> **Required work**
Wherever the listing has a line with the string "JSON", copy that line out.

> **Listed entries**

##############################

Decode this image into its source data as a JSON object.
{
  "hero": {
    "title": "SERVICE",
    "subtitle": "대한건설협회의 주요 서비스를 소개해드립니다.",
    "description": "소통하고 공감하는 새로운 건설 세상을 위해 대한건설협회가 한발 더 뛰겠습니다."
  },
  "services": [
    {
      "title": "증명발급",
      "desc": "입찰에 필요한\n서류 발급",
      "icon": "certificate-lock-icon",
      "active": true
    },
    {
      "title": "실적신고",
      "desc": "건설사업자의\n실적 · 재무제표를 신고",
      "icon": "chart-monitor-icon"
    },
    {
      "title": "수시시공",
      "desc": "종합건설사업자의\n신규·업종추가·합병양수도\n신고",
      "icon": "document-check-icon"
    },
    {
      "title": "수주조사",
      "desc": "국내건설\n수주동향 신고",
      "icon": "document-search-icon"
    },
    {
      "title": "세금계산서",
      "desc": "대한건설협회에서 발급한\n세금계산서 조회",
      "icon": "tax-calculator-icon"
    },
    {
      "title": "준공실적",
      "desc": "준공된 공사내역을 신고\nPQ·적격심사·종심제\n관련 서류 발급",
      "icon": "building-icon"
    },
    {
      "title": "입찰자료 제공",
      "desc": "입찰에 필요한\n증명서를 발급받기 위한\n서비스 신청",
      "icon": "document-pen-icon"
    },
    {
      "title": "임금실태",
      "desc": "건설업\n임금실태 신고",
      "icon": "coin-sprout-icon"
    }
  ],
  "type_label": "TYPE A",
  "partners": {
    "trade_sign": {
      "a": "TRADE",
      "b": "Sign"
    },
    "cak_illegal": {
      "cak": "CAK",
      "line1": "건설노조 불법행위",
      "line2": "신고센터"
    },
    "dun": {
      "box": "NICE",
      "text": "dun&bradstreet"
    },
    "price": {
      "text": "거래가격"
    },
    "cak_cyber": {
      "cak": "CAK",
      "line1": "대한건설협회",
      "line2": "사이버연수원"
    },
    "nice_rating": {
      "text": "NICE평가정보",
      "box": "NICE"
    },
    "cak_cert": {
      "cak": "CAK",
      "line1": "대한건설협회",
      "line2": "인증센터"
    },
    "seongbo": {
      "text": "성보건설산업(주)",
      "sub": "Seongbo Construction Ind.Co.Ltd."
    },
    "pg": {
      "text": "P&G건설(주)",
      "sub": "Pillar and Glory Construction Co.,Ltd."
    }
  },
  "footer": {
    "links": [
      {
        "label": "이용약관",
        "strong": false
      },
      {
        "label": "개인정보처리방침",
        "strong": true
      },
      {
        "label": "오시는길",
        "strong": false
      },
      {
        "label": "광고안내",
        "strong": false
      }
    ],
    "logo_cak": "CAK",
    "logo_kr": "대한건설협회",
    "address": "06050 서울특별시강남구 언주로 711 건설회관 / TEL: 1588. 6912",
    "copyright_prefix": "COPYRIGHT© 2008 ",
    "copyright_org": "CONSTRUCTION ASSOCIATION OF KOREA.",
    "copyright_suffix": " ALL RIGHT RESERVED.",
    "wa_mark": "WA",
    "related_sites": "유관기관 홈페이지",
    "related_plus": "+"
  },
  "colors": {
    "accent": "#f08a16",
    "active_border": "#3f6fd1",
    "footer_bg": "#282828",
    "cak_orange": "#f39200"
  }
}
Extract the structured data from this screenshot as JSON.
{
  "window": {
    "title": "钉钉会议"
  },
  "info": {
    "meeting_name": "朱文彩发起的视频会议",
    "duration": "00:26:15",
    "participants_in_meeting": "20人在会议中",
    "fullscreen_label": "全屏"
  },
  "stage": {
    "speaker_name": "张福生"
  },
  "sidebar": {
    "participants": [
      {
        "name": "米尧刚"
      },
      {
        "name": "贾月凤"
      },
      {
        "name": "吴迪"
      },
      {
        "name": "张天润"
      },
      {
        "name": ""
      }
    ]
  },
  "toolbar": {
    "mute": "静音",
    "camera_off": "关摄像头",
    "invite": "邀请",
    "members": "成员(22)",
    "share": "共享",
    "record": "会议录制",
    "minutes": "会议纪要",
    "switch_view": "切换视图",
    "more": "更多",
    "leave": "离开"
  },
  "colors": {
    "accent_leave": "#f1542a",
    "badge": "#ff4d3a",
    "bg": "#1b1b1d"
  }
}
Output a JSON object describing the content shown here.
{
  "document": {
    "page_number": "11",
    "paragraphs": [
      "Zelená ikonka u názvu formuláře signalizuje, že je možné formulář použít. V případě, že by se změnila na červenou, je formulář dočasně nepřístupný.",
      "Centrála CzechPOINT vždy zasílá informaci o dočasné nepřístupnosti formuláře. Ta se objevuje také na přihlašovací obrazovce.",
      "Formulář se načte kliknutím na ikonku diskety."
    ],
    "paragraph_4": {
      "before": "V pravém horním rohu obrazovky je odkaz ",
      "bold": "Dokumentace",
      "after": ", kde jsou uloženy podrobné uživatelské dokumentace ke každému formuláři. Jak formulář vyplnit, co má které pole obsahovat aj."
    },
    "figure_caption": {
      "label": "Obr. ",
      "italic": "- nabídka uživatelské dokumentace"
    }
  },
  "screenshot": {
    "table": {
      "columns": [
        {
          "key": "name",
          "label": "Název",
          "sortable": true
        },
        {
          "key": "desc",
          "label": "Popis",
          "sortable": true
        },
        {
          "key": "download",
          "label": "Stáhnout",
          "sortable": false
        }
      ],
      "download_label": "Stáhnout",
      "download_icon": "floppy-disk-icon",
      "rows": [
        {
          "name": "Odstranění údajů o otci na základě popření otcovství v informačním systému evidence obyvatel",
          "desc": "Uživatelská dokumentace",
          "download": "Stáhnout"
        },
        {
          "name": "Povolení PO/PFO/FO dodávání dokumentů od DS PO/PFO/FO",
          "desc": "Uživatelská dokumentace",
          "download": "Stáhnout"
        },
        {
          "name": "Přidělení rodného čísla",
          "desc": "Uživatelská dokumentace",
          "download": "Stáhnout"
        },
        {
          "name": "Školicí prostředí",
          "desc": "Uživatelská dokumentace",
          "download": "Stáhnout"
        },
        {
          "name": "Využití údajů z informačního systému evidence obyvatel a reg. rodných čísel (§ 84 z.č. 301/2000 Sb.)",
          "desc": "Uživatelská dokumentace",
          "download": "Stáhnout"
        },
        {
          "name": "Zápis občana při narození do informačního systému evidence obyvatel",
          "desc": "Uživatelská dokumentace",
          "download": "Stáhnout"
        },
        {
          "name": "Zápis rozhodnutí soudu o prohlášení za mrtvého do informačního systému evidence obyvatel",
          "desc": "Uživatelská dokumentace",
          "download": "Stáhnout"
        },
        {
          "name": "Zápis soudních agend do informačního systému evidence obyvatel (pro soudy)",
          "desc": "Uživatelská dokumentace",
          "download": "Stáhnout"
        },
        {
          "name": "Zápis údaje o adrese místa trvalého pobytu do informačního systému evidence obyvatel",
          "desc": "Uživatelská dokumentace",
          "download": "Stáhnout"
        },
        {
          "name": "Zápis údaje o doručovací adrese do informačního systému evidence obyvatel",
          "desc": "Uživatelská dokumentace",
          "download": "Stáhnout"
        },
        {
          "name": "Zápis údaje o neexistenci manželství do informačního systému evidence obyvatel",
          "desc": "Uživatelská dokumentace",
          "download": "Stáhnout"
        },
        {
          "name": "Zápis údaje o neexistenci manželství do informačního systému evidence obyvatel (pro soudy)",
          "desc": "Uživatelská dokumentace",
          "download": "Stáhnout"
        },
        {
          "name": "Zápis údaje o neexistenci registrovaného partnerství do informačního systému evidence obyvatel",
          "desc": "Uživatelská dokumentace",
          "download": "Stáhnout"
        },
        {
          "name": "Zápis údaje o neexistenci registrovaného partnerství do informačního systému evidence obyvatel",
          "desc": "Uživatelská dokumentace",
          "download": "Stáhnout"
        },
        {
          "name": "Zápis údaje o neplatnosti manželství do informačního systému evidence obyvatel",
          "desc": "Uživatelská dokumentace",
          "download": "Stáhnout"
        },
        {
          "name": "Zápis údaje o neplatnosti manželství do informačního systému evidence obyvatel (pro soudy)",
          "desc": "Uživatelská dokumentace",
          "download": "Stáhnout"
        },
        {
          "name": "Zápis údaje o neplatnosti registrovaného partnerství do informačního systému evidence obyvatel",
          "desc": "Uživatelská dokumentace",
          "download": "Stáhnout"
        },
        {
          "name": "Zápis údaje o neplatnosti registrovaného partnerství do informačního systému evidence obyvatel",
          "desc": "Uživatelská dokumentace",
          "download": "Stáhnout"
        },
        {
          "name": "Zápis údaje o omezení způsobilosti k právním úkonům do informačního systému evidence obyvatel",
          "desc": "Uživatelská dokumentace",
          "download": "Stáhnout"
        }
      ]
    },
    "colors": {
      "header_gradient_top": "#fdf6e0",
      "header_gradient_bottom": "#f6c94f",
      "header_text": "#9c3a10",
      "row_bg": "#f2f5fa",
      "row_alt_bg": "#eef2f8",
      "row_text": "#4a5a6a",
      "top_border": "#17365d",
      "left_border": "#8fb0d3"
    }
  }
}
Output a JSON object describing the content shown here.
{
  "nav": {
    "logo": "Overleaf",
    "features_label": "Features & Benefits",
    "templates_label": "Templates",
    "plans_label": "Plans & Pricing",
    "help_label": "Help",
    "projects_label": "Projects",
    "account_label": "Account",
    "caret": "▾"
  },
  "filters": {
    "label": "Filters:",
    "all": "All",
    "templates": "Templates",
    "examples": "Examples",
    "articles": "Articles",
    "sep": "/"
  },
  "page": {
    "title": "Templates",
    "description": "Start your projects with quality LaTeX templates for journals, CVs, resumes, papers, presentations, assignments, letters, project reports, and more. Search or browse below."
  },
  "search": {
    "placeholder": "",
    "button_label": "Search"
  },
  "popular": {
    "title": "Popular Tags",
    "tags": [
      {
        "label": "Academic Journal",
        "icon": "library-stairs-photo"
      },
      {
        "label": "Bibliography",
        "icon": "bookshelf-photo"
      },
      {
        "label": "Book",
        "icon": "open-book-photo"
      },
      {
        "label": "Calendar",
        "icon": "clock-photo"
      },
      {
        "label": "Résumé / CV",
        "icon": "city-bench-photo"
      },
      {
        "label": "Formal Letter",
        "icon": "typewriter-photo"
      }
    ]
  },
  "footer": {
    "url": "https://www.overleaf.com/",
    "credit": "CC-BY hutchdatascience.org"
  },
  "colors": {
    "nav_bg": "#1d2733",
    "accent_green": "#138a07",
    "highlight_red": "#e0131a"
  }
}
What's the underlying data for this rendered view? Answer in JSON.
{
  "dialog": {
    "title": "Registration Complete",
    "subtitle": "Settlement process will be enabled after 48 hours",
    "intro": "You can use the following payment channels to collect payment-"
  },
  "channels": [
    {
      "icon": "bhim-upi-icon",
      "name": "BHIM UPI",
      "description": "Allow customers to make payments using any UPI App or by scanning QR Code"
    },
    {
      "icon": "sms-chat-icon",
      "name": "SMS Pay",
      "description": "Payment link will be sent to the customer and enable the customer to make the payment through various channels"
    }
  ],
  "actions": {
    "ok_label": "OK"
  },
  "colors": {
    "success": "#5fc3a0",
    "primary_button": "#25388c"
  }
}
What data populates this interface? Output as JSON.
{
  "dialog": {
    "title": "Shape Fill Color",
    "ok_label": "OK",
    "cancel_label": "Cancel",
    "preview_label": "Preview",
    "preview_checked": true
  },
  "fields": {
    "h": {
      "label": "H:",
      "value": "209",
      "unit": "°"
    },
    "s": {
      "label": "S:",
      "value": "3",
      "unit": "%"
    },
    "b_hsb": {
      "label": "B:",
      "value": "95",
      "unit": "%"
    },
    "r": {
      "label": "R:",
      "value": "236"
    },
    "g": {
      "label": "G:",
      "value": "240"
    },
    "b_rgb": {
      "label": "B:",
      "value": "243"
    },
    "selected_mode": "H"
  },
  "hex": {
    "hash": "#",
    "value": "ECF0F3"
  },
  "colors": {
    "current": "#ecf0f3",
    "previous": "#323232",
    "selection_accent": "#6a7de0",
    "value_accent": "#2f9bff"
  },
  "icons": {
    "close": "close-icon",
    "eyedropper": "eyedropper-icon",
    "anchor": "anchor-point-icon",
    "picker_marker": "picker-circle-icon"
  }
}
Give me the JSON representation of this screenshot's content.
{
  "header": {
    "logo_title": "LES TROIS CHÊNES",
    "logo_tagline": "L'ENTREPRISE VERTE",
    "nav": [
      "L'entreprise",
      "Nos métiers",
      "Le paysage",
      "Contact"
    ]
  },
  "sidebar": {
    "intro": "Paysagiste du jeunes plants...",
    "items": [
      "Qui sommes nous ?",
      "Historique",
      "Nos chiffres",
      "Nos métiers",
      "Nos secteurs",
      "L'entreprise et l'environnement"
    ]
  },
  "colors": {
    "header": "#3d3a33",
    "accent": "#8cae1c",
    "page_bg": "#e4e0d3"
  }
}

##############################

> **Task answer**
Decode this image into its source data as a JSON object.
Extract the structured data from this screenshot as JSON.
Output a JSON object describing the content shown here.
Output a JSON object describing the content shown here.
What's the underlying data for this rendered view? Answer in JSON.
What data populates this interface? Output as JSON.
Give me the JSON representation of this screenshot's content.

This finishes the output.